SWAN: "Coniunctio" (part one)
“Why SWAN?” I am asked. When a certain kind of image comes to the artist, she responds. The image impresses upon a receptive intellect the way intuition does: unbidden and on its own accord. Devoid of clever witticisms or conceptualizations, the image beckons attention for different reasons altogether. Archetypal in nature, SWAN offers a portal; embracing the call, the artist brings to light what resonates for this time. Why SWAN? For all of the known and unknown reasons the image itself evokes: qualities and ways of being in the world that desire remembrance.
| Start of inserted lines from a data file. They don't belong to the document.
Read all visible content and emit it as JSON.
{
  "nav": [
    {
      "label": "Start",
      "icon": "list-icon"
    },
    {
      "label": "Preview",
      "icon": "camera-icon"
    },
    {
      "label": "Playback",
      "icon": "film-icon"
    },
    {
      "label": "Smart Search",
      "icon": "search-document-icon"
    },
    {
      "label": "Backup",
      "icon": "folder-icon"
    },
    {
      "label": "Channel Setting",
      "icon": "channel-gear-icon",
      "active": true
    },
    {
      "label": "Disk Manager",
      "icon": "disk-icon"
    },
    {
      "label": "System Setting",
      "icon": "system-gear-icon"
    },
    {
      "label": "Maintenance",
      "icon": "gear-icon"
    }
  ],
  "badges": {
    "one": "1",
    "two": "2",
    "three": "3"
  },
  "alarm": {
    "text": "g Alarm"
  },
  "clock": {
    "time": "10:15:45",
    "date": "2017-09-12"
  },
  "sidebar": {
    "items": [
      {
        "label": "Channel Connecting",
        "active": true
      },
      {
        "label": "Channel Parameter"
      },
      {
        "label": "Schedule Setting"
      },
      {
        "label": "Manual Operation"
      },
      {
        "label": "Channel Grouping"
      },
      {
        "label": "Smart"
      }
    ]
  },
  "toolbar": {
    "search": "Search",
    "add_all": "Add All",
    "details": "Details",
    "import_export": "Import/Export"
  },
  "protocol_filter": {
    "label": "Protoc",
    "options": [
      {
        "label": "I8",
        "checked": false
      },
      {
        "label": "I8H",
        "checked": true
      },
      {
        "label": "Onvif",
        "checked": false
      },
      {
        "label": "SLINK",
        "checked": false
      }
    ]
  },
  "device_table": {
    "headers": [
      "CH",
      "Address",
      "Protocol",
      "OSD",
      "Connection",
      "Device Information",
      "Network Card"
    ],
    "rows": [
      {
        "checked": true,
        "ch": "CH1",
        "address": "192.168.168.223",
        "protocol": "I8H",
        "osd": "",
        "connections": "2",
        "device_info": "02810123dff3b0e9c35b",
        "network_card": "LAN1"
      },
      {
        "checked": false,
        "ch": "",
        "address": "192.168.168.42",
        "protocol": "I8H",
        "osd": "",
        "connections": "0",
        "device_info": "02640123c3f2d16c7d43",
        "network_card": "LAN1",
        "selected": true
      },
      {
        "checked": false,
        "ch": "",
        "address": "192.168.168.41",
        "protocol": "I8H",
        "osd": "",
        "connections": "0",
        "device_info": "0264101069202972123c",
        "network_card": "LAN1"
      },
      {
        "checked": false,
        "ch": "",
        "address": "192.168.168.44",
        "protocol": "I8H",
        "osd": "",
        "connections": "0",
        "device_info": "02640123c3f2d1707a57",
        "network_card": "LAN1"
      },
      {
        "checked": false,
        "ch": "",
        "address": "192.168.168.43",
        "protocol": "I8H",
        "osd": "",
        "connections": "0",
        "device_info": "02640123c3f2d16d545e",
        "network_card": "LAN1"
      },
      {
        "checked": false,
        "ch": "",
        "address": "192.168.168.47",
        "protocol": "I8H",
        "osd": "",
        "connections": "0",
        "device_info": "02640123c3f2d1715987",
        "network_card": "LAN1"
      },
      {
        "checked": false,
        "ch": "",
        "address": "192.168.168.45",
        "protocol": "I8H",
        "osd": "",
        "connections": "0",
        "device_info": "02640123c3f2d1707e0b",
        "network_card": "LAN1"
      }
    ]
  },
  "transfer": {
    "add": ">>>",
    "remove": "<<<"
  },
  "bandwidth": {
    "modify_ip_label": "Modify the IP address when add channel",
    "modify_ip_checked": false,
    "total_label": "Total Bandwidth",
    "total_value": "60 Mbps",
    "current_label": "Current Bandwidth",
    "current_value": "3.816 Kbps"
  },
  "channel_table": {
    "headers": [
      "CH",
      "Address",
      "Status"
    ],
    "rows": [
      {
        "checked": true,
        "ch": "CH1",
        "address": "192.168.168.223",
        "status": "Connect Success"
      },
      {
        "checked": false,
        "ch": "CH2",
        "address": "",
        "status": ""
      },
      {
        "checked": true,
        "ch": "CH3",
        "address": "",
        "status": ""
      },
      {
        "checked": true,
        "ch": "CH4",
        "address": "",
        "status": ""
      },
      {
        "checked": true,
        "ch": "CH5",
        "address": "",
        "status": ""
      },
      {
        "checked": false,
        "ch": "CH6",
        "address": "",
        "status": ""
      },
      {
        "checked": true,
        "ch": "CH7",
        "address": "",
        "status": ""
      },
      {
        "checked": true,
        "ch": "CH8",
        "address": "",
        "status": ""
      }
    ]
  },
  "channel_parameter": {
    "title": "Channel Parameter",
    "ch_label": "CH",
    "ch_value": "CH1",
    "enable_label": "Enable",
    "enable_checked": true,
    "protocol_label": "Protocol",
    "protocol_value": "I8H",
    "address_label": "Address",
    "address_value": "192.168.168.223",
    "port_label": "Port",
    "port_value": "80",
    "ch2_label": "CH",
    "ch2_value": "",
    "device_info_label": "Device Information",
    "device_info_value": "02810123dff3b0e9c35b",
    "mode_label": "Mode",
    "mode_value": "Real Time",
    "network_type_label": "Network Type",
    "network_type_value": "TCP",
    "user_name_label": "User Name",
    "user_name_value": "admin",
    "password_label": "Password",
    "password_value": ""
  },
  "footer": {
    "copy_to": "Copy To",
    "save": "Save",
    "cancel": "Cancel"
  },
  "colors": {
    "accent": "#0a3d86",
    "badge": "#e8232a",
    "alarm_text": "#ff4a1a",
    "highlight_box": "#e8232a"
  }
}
Over the years, I have identified and attended to a central thought in my work: the empathic response through aesthetic experience. “What,” I have asked myself over and again, “is translating across the chasms, across cultures, across time?” I think is has something to do with particular attentiveness to the danced moment, a perception that life is being lived in this unique manner, that dancing is a way of being. And the dance, a form combining those elements that by chance and by mastery engenders a shattering that renders the aesthetic and empathic moment at once. Being becomes transparent.
In my teaching, writing, lectures, doctoral research, labwork, and performances, the problem of empathy—an inquiry addressed by 20th century German scholar Edith Stein—has therefore come to particularize my aesthetic purview. Since childhood, I have been fraught with the struggle to articulate, accurately, the palpable experience of bodily-felt empathy. Looking out at the peopled world through these eyes, I have taken note of feeling a kind of sadness—for the people, and my own: mine for not wanting especially to be in the world, and the people, perhaps for being in the world too much.
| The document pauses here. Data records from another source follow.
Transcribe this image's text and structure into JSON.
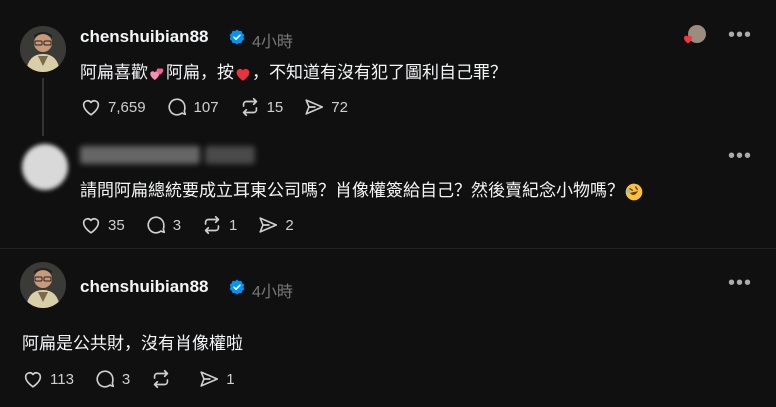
{
  "posts": [
    {
      "username": "chenshuibian88",
      "time": "4小時",
      "text_a": "阿扁喜歡",
      "text_b": "阿扁，按",
      "text_c": "，不知道有沒有犯了圖利自己罪？",
      "likes": "7,659",
      "comments": "107",
      "reposts": "15",
      "shares": "72"
    },
    {
      "username": "",
      "time": "",
      "text": "請問阿扁總統要成立耳東公司嗎？肖像權簽給自己？然後賣紀念小物嗎？",
      "likes": "35",
      "comments": "3",
      "reposts": "1",
      "shares": "2"
    },
    {
      "username": "chenshuibian88",
      "time": "4小時",
      "text": "阿扁是公共財，沒有肖像權啦",
      "likes": "113",
      "comments": "3",
      "reposts": "",
      "shares": "1"
    }
  ],
  "icons": {
    "more": "more-icon",
    "like": "heart-icon",
    "comment": "comment-icon",
    "repost": "repost-icon",
    "share": "share-icon",
    "verified": "verified-badge-icon"
  },
  "colors": {
    "background": "#101010",
    "verified": "#0095f6",
    "heart": "#ff3040",
    "muted": "#777777"
  }
}
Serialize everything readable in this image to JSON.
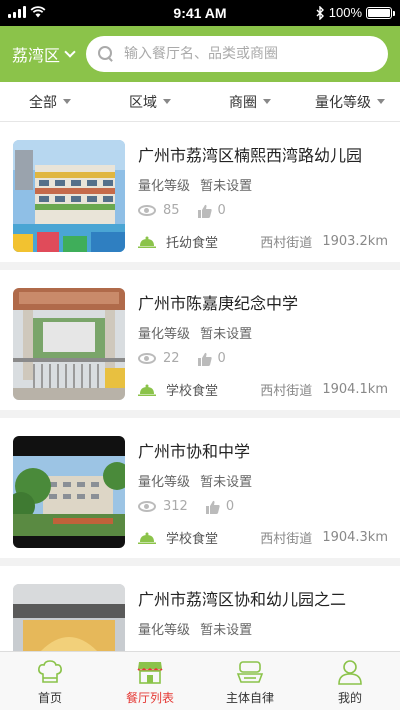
{
  "status_bar": {
    "time": "9:41 AM",
    "battery": "100%"
  },
  "header": {
    "district": "荔湾区",
    "search_placeholder": "输入餐厅名、品类或商圈"
  },
  "filters": [
    "全部",
    "区域",
    "商圈",
    "量化等级"
  ],
  "restaurants": [
    {
      "name": "广州市荔湾区楠熙西湾路幼儿园",
      "grade_label": "量化等级",
      "grade_value": "暂未设置",
      "views": "85",
      "likes": "0",
      "type": "托幼食堂",
      "street": "西村街道",
      "distance": "1903.2km"
    },
    {
      "name": "广州市陈嘉庚纪念中学",
      "grade_label": "量化等级",
      "grade_value": "暂未设置",
      "views": "22",
      "likes": "0",
      "type": "学校食堂",
      "street": "西村街道",
      "distance": "1904.1km"
    },
    {
      "name": "广州市协和中学",
      "grade_label": "量化等级",
      "grade_value": "暂未设置",
      "views": "312",
      "likes": "0",
      "type": "学校食堂",
      "street": "西村街道",
      "distance": "1904.3km"
    },
    {
      "name": "广州市荔湾区协和幼儿园之二",
      "grade_label": "量化等级",
      "grade_value": "暂未设置",
      "views": "",
      "likes": "",
      "type": "",
      "street": "",
      "distance": ""
    }
  ],
  "tabs": [
    {
      "label": "首页",
      "icon": "chef-hat-icon",
      "active": false
    },
    {
      "label": "餐厅列表",
      "icon": "storefront-icon",
      "active": true
    },
    {
      "label": "主体自律",
      "icon": "dish-icon",
      "active": false
    },
    {
      "label": "我的",
      "icon": "person-icon",
      "active": false
    }
  ],
  "colors": {
    "brand": "#8bc34a",
    "active_tab": "#e53935"
  }
}
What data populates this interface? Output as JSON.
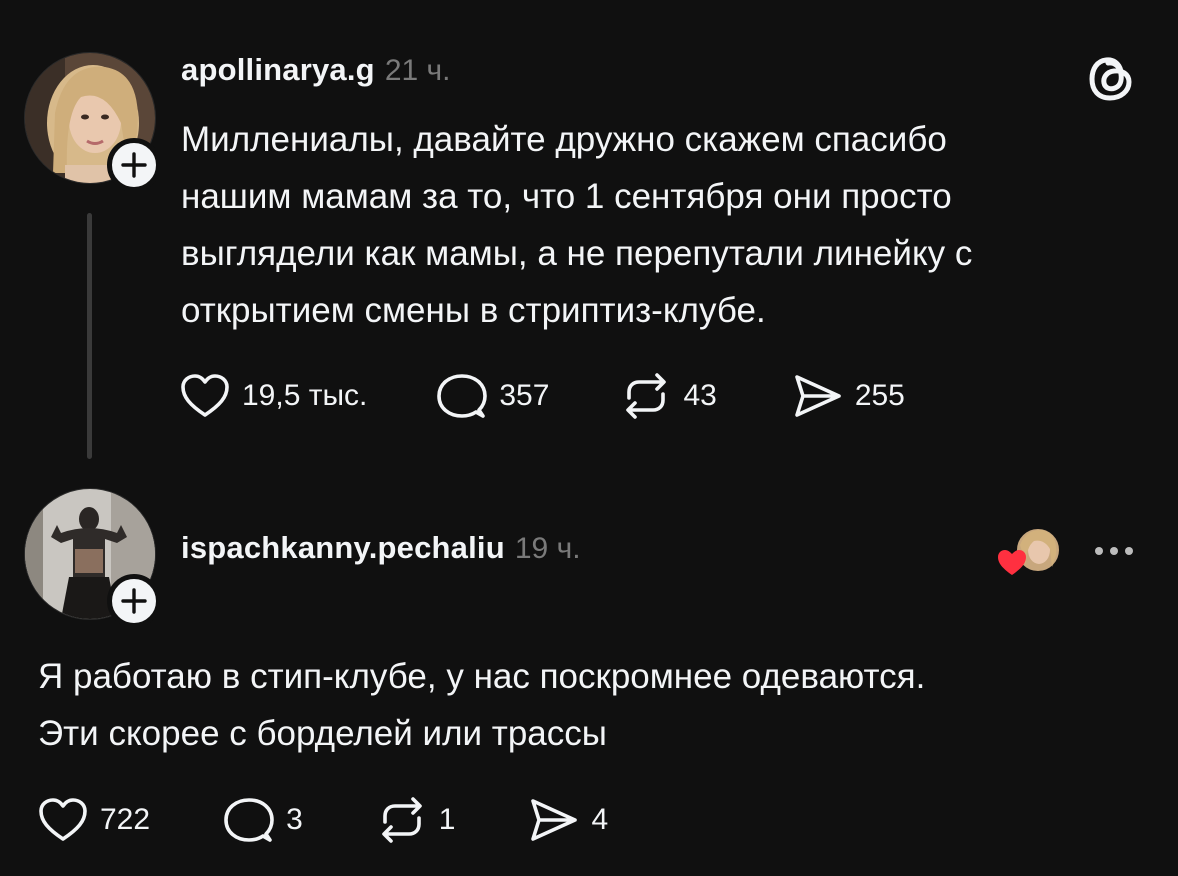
{
  "post": {
    "username": "apollinarya.g",
    "timestamp": "21 ч.",
    "text": "Миллениалы, давайте дружно скажем спасибо\nнашим мамам за то, что 1 сентября они просто\nвыглядели как мамы, а не перепутали линейку с\nоткрытием смены в стриптиз-клубе.",
    "likes": "19,5 тыс.",
    "replies": "357",
    "reposts": "43",
    "shares": "255"
  },
  "reply": {
    "username": "ispachkanny.pechaliu",
    "timestamp": "19 ч.",
    "text": "Я работаю в стип-клубе, у нас поскромнее одеваются.\nЭти скорее с борделей или трассы",
    "likes": "722",
    "replies": "3",
    "reposts": "1",
    "shares": "4"
  },
  "icons": {
    "app_logo": "threads-logo-icon",
    "like": "heart-icon",
    "reply": "speech-bubble-icon",
    "repost": "repost-arrows-icon",
    "share": "send-icon",
    "follow": "plus-icon",
    "more": "more-dots-icon",
    "author_liked": "red-heart-icon"
  },
  "colors": {
    "background": "#101010",
    "text": "#f3f5f7",
    "muted": "#7a7a7a",
    "like_red": "#ff3040"
  }
}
The breadth of my work, crystallized through a meditation on a poetics of the body—the felt inferiority of, relationships to, attitudes about, perceptions regarding, feelings for, and the poetic (empathic) possibilities therein—informs this evening’s dance. Performance is communal in the ancient sense of the term; thus my desire is that you exit this portal with an experience that sheds light on something having to do with you—thoughts that this work is an occasion for— perhaps insights into your own bodily being, and by extension, a re-awakened and particularized recognition of the shared and fragile content of all bodies that make up this world.